*Work to be completed*: Spot each line in the records below where the word "controls" occurs, then copy it.

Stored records

*** Begin section ***

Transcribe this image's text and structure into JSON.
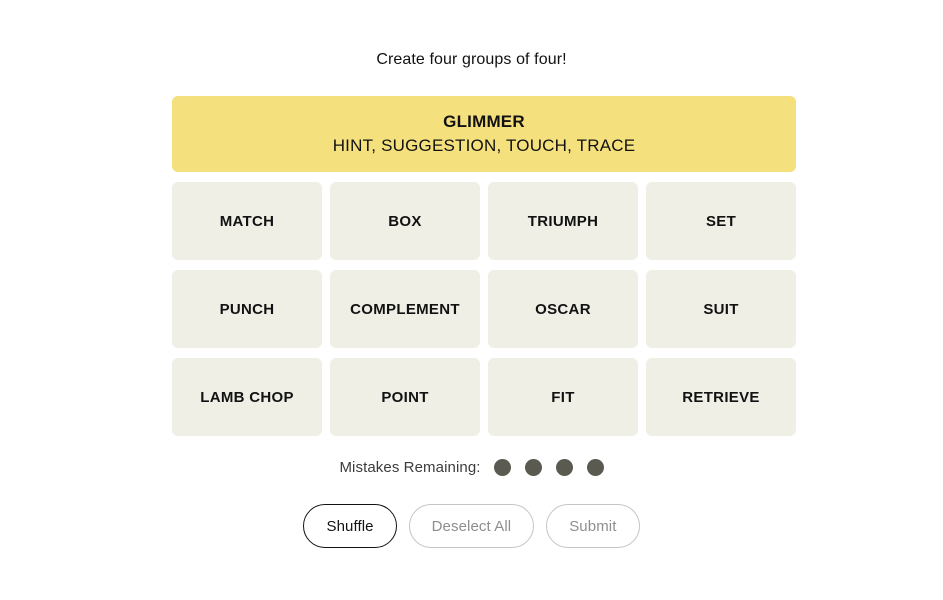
{
  "puzzle": {
    "title": "Create four groups of four!"
  },
  "solved_groups": [
    {
      "category": "GLIMMER",
      "members_text": "HINT, SUGGESTION, TOUCH, TRACE",
      "color": "#f5e07e"
    }
  ],
  "tiles": [
    {
      "label": "MATCH"
    },
    {
      "label": "BOX"
    },
    {
      "label": "TRIUMPH"
    },
    {
      "label": "SET"
    },
    {
      "label": "PUNCH"
    },
    {
      "label": "COMPLEMENT"
    },
    {
      "label": "OSCAR"
    },
    {
      "label": "SUIT"
    },
    {
      "label": "LAMB CHOP"
    },
    {
      "label": "POINT"
    },
    {
      "label": "FIT"
    },
    {
      "label": "RETRIEVE"
    }
  ],
  "mistakes": {
    "label": "Mistakes Remaining:",
    "remaining": 4,
    "dot_color": "#5a5a50"
  },
  "controls": {
    "shuffle_label": "Shuffle",
    "deselect_label": "Deselect All",
    "submit_label": "Submit"
  },
  "colors": {
    "page_background": "#ffffff",
    "tile_background": "#efefe6",
    "tile_text": "#121212",
    "yellow_category": "#f5e07e",
    "disabled_text": "#8e8e8e",
    "disabled_border": "#c4c4c4"
  }
}
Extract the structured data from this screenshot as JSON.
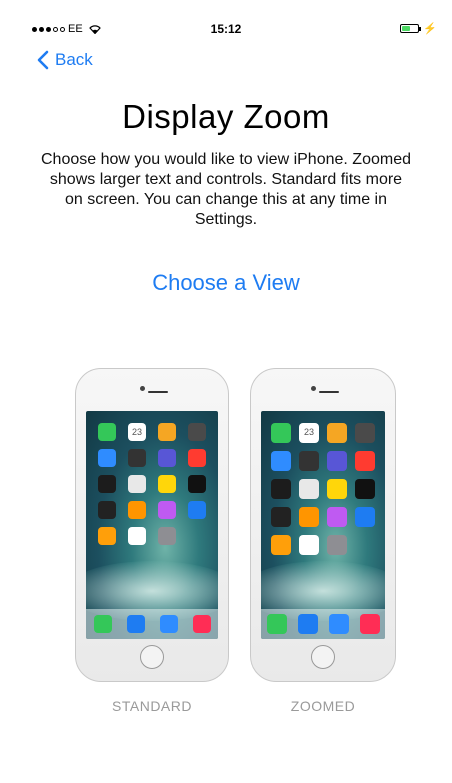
{
  "status": {
    "carrier": "EE",
    "time": "15:12",
    "signal_bars_filled": 3,
    "signal_bars_total": 5,
    "battery_level": 0.5,
    "charging": true
  },
  "nav": {
    "back_label": "Back"
  },
  "title": "Display Zoom",
  "description": "Choose how you would like to view iPhone. Zoomed shows larger text and controls. Standard fits more on screen. You can change this at any time in Settings.",
  "choose_label": "Choose a View",
  "options": [
    {
      "label": "STANDARD"
    },
    {
      "label": "ZOOMED"
    }
  ],
  "calendar_day": "23",
  "colors": {
    "accent": "#1e7cf2",
    "muted": "#9a9a9a",
    "battery": "#4cd964"
  },
  "app_colors": [
    "#34c759",
    "#ffffff",
    "#f5a623",
    "#4a4a4a",
    "#2f8cff",
    "#333333",
    "#5856d6",
    "#ff3b30",
    "#1c1c1c",
    "#e8e8e8",
    "#ffd60a",
    "#111111",
    "#222222",
    "#ff9500",
    "#bf5af2",
    "#1e7cf2",
    "#ff9f0a",
    "#ffffff",
    "#8e8e93"
  ],
  "dock_colors": [
    "#34c759",
    "#1e7cf2",
    "#2f8cff",
    "#ff2d55"
  ]
}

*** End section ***

*Solution for this exercise*:
  "controls": {
  "description": "Choose how you would like to view iPhone. Zoomed shows larger text and controls. Standard fits more on screen. You can change this at any time in Settings.",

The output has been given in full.